■ TASK BRIEF:
Your answer should be every line from the records that contains "true".

■ GIVEN INFORMATION:
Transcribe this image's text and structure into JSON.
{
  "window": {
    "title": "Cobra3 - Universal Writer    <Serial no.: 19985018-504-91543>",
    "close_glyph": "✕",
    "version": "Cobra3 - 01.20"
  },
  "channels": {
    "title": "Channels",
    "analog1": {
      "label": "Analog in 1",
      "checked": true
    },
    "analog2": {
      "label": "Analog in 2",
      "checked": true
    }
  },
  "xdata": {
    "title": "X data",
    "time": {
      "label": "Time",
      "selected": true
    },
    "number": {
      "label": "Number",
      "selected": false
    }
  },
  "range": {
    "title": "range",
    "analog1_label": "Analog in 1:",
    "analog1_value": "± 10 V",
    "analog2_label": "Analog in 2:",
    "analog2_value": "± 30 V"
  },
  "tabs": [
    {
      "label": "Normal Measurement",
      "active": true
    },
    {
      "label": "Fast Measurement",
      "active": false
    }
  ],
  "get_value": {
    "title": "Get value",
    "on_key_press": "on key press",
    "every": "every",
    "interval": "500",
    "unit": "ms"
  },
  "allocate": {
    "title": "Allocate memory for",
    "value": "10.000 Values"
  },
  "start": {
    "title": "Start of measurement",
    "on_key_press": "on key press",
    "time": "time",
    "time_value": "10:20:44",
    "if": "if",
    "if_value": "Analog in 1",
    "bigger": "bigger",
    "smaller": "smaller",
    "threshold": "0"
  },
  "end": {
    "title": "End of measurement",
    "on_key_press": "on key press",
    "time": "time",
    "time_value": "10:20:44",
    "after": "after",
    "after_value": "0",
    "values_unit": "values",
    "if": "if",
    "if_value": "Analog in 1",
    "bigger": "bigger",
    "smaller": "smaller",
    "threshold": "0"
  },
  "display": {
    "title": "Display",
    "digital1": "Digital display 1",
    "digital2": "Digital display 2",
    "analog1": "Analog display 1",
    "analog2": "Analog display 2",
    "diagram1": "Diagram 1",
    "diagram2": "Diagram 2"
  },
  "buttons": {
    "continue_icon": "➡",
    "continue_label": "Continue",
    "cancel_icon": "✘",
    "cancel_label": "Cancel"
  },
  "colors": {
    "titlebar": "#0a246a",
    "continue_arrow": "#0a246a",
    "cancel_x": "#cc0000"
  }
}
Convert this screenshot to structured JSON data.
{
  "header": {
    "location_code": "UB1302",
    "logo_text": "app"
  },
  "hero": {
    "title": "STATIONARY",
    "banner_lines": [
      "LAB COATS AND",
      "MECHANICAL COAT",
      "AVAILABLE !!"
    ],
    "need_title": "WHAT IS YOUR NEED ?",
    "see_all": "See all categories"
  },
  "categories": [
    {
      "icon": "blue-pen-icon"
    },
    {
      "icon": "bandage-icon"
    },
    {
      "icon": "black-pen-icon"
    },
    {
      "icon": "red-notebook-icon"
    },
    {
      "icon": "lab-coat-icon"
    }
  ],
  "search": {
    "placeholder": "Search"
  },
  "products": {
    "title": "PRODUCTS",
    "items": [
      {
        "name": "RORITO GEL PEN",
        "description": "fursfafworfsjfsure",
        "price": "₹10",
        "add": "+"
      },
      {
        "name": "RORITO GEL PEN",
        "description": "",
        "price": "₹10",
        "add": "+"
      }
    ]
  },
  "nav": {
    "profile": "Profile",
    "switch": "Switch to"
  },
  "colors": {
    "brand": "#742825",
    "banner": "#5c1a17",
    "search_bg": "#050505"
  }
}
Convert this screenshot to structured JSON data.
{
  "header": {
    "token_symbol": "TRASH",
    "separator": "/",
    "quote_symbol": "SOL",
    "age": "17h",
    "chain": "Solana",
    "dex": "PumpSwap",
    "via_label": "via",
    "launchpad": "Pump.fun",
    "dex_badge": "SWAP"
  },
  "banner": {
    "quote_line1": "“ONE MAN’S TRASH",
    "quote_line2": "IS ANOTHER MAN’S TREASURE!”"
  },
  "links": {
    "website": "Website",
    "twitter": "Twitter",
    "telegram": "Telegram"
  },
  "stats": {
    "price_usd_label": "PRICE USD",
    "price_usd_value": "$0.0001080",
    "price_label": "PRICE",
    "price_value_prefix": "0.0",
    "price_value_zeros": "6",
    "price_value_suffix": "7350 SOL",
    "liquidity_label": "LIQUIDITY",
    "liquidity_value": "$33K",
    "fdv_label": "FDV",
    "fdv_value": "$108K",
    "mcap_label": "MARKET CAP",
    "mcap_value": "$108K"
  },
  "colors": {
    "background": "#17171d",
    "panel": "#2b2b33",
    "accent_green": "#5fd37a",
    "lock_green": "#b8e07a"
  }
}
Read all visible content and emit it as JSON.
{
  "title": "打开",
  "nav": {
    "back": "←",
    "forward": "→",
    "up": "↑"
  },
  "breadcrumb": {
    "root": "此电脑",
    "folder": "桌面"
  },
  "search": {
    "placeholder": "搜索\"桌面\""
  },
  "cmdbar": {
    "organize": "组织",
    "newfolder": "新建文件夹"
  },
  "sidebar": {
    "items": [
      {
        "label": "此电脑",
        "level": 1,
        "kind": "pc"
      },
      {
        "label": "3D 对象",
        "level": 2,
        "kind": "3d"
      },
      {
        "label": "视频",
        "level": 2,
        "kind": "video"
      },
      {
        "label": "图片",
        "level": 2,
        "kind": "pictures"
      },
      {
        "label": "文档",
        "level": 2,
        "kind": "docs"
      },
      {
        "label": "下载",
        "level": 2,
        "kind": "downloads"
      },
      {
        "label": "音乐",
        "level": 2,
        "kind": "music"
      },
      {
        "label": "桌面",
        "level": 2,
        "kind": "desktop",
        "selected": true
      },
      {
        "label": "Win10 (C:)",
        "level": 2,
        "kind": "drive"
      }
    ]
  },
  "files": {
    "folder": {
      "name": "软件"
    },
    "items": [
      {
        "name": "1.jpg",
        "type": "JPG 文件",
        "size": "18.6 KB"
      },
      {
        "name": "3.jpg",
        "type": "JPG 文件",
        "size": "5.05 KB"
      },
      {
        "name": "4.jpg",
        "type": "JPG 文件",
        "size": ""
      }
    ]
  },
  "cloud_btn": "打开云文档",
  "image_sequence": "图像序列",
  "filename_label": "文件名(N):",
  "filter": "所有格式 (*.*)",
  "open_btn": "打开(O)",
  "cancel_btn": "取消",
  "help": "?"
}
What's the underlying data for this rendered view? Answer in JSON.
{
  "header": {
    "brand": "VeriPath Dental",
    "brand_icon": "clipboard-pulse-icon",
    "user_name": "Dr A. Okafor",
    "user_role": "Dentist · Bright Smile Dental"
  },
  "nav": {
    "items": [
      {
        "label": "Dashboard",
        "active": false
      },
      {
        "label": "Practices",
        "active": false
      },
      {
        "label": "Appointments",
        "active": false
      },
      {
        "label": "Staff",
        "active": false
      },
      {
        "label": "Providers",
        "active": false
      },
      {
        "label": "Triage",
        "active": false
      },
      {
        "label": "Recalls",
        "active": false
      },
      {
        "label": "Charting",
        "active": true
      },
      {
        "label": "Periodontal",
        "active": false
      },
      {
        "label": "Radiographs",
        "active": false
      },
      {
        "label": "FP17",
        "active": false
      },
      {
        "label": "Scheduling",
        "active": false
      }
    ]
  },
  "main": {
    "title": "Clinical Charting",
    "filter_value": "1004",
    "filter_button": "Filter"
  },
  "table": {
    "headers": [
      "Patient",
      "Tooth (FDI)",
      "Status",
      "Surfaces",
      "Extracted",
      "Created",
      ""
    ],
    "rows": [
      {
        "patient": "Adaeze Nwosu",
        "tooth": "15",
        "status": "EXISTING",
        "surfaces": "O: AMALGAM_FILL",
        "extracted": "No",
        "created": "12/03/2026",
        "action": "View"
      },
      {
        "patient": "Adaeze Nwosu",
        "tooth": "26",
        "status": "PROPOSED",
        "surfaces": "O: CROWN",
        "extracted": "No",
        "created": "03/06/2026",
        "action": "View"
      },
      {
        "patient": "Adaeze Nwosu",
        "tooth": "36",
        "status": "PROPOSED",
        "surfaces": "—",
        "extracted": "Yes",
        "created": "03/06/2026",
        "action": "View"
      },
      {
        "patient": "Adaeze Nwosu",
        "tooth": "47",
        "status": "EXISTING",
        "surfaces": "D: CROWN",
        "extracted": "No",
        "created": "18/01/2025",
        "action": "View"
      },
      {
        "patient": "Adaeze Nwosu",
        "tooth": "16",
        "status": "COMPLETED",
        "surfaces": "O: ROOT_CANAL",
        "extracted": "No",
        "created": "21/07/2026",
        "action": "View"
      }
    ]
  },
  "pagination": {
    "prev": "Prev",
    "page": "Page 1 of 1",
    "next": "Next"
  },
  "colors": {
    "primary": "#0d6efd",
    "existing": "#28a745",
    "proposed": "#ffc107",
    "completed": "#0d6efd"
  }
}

■ TASK ANSWER:
      "checked": true
      "checked": true
      "selected": true
      "active": true
        "selected": true
        "active": true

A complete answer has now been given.